● **WORK REQUIRED**: Write out all the data again, exactly as shown.

● **Dataset rows for apps and sites**:
....

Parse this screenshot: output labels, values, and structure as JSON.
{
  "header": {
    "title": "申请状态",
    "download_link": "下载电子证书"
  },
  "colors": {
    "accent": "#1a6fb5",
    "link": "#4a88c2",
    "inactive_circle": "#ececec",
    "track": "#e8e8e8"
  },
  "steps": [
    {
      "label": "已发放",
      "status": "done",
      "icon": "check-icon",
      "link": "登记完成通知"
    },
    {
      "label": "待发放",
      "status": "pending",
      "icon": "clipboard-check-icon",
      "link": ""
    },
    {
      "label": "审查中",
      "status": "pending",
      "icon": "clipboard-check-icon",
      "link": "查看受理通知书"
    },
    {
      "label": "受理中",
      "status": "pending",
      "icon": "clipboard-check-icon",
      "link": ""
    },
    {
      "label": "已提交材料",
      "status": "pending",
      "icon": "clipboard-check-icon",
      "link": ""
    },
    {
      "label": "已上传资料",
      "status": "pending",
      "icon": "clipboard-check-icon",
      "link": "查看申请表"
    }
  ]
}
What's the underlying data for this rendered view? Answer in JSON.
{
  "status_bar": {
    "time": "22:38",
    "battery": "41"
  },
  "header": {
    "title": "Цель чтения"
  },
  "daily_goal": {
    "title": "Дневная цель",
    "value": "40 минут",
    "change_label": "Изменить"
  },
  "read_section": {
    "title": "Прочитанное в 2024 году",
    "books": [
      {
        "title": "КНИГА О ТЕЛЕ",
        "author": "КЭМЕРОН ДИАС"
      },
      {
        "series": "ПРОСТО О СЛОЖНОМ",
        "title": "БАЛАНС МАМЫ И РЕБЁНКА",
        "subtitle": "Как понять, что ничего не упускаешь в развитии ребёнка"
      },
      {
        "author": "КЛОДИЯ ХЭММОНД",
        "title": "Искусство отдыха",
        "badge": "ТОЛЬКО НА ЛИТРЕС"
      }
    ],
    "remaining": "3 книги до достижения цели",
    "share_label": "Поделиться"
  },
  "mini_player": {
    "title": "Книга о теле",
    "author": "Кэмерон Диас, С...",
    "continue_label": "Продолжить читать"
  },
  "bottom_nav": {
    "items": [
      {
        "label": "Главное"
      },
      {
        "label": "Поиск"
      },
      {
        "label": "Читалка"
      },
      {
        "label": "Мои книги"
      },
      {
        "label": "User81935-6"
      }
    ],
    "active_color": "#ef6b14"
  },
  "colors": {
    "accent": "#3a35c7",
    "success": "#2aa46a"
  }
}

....

● **SOLUTION TO THIS PROBLEM**:
Parse this screenshot: output labels, values, and structure as JSON.
{
  "header": {
    "title": "申请状态",
    "download_link": "下载电子证书"
  },
  "colors": {
    "accent": "#1a6fb5",
    "link": "#4a88c2",
    "inactive_circle": "#ececec",
    "track": "#e8e8e8"
  },
  "steps": [
    {
      "label": "已发放",
      "status": "done",
      "icon": "check-icon",
      "link": "登记完成通知"
    },
    {
      "label": "待发放",
      "status": "pending",
      "icon": "clipboard-check-icon",
      "link": ""
    },
    {
      "label": "审查中",
      "status": "pending",
      "icon": "clipboard-check-icon",
      "link": "查看受理通知书"
    },
    {
      "label": "受理中",
      "status": "pending",
      "icon": "clipboard-check-icon",
      "link": ""
    },
    {
      "label": "已提交材料",
      "status": "pending",
      "icon": "clipboard-check-icon",
      "link": ""
    },
    {
      "label": "已上传资料",
      "status": "pending",
      "icon": "clipboard-check-icon",
      "link": "查看申请表"
    }
  ]
}
What's the underlying data for this rendered view? Answer in JSON.
{
  "status_bar": {
    "time": "22:38",
    "battery": "41"
  },
  "header": {
    "title": "Цель чтения"
  },
  "daily_goal": {
    "title": "Дневная цель",
    "value": "40 минут",
    "change_label": "Изменить"
  },
  "read_section": {
    "title": "Прочитанное в 2024 году",
    "books": [
      {
        "title": "КНИГА О ТЕЛЕ",
        "author": "КЭМЕРОН ДИАС"
      },
      {
        "series": "ПРОСТО О СЛОЖНОМ",
        "title": "БАЛАНС МАМЫ И РЕБЁНКА",
        "subtitle": "Как понять, что ничего не упускаешь в развитии ребёнка"
      },
      {
        "author": "КЛОДИЯ ХЭММОНД",
        "title": "Искусство отдыха",
        "badge": "ТОЛЬКО НА ЛИТРЕС"
      }
    ],
    "remaining": "3 книги до достижения цели",
    "share_label": "Поделиться"
  },
  "mini_player": {
    "title": "Книга о теле",
    "author": "Кэмерон Диас, С...",
    "continue_label": "Продолжить читать"
  },
  "bottom_nav": {
    "items": [
      {
        "label": "Главное"
      },
      {
        "label": "Поиск"
      },
      {
        "label": "Читалка"
      },
      {
        "label": "Мои книги"
      },
      {
        "label": "User81935-6"
      }
    ],
    "active_color": "#ef6b14"
  },
  "colors": {
    "accent": "#3a35c7",
    "success": "#2aa46a"
  }
}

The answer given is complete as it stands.